ashamed. He had never earned his wages more unpleasantly, but he made no aggressive movement. Remembering his errand, General Quesada waddled across the patio into the hallway and dismissed the checker. The street door slammed shut with a rattle of bolts.

"What did he say he was going to do with me?" Walter besought Captain Brincker.

"He seems very much pleased to get hold of you. I will try to cool his anger."

General Quesada returned, grunting and swearing to himself. After hanging the precious parrot cage in a tree, he dropped heavily into a wicker chair and sat staring at Walter with the most malicious satisfaction. Occasionally he chuckled as if here was a jest very much to his liking. Walter yearned for his broom-handle. He looked about for something which might serve as a weapon.
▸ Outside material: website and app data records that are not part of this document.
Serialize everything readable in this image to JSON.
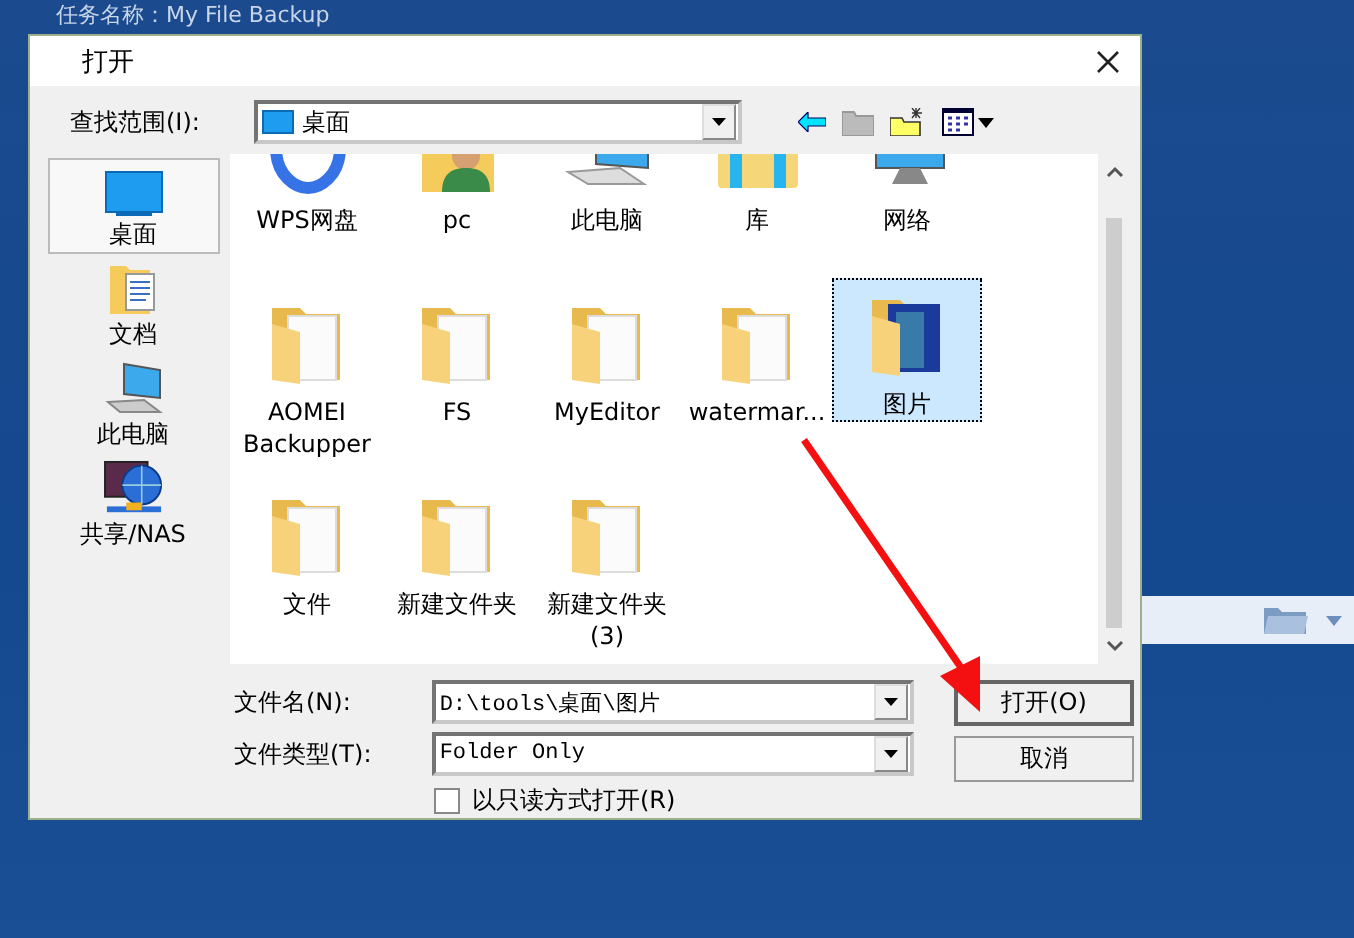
{
  "background": {
    "task_name": "任务名称：My File Backup"
  },
  "dialog": {
    "title": "打开",
    "look_in": {
      "label": "查找范围(I):",
      "value": "桌面"
    },
    "sidebar": [
      {
        "label": "桌面",
        "kind": "desktop",
        "selected": true
      },
      {
        "label": "文档",
        "kind": "documents",
        "selected": false
      },
      {
        "label": "此电脑",
        "kind": "computer",
        "selected": false
      },
      {
        "label": "共享/NAS",
        "kind": "network",
        "selected": false
      }
    ],
    "files": [
      {
        "label": "WPS网盘",
        "kind": "cloud",
        "selected": false
      },
      {
        "label": "pc",
        "kind": "user",
        "selected": false
      },
      {
        "label": "此电脑",
        "kind": "computer",
        "selected": false
      },
      {
        "label": "库",
        "kind": "library",
        "selected": false
      },
      {
        "label": "网络",
        "kind": "network",
        "selected": false
      },
      {
        "label": "AOMEI Backupper",
        "kind": "folder",
        "selected": false
      },
      {
        "label": "FS",
        "kind": "folder",
        "selected": false
      },
      {
        "label": "MyEditor",
        "kind": "folder",
        "selected": false
      },
      {
        "label": "watermar...",
        "kind": "folder",
        "selected": false
      },
      {
        "label": "图片",
        "kind": "pictures",
        "selected": true
      },
      {
        "label": "文件",
        "kind": "folder",
        "selected": false
      },
      {
        "label": "新建文件夹",
        "kind": "folder",
        "selected": false
      },
      {
        "label": "新建文件夹 (3)",
        "kind": "folder",
        "selected": false
      }
    ],
    "file_name": {
      "label": "文件名(N):",
      "value": "D:\\tools\\桌面\\图片"
    },
    "file_type": {
      "label": "文件类型(T):",
      "value": "Folder Only"
    },
    "readonly": {
      "label": "以只读方式打开(R)",
      "checked": false
    },
    "buttons": [
      {
        "label": "打开(O)",
        "default": true
      },
      {
        "label": "取消",
        "default": false
      }
    ]
  }
}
Regardless of consequences, he would put his mark on the fat, ugly countenance once more.

General Quesada read his purpose and gave an order to Captain Brincker. The two captors roughly hustled Walter into a large, empty room overlooking the bay, and so close to the water that the flooding tide could be heard lapping against the foundation walls.

"You just wait until my government hears of this performance," cried Walter. "General Quesada will be chucked in jail, where he belongs."

Captain Brincker replied in kindly tones:

"Take my advice and do what you are told. It is the best policy."

Left alone, Walter tried to persuade himself that no serious danger could menace him. The Isthmus was almost a part of the United States, and he was no more than a few minutes' drive from the Canal Zone, and the protection of his own people. General Quesada wished to frighten him into silence.

Walter went to one of the long windows, which was barred against harbor thieves by ornamental iron grillwork. Misty and golden in the effulgence of sunset lay the fishing-boats, the wide bay, the scattered islands, and the steamers anchored off the quarantine station. The brief tropical twilight fled, and the night came down.

After a long while a boat scraped against the sea-wall. He could discern it as a slow-moving shadow. Voices murmured in Spanish, an order was sharply uttered, and an oar rattled against the masonry. It did not occur to Walter that the coming of the boat had anything to do with him. He supposed that a crew of fishermen was making a belated landing.